EXERCISE DESCRIPTION
Count, in the entries, the lines with "size". Answer with the number only.

****

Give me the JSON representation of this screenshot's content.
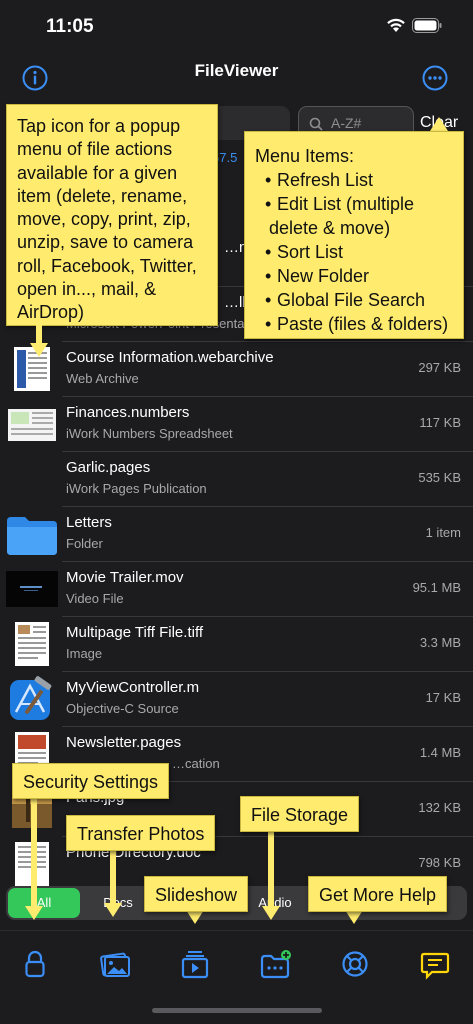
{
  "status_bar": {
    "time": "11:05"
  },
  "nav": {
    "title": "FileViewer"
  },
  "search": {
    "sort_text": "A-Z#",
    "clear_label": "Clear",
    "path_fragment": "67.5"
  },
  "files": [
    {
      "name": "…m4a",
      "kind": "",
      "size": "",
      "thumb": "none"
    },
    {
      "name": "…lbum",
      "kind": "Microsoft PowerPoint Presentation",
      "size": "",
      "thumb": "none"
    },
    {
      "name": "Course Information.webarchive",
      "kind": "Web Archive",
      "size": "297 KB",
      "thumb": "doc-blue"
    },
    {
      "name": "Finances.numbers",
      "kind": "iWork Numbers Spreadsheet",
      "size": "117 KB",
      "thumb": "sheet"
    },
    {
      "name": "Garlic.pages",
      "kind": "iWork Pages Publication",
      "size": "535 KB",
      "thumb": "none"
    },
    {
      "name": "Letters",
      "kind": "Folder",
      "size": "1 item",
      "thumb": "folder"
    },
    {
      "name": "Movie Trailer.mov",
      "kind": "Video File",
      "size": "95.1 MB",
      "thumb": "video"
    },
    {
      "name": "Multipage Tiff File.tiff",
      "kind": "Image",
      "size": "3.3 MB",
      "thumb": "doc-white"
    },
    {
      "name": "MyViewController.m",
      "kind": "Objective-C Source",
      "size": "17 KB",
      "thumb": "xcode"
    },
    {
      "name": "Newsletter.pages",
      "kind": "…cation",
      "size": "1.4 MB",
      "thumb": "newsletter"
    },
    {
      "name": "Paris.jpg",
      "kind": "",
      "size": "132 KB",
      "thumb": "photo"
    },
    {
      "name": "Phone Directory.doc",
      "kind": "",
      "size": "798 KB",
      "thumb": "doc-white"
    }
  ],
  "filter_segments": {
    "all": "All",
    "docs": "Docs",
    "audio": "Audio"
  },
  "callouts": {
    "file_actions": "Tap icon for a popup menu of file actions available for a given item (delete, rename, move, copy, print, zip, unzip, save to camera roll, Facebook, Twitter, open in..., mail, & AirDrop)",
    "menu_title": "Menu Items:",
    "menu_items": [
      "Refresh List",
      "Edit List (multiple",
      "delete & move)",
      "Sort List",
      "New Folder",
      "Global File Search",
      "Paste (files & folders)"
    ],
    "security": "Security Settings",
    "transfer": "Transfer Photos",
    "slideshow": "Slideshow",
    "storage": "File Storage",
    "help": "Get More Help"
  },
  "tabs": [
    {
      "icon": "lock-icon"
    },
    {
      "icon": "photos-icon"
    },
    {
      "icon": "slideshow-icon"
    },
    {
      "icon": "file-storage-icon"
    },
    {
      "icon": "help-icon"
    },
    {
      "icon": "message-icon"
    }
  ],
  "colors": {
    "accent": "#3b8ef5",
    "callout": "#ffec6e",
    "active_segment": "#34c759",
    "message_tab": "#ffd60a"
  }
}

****

SOLUTION TO THIS EXERCISE
12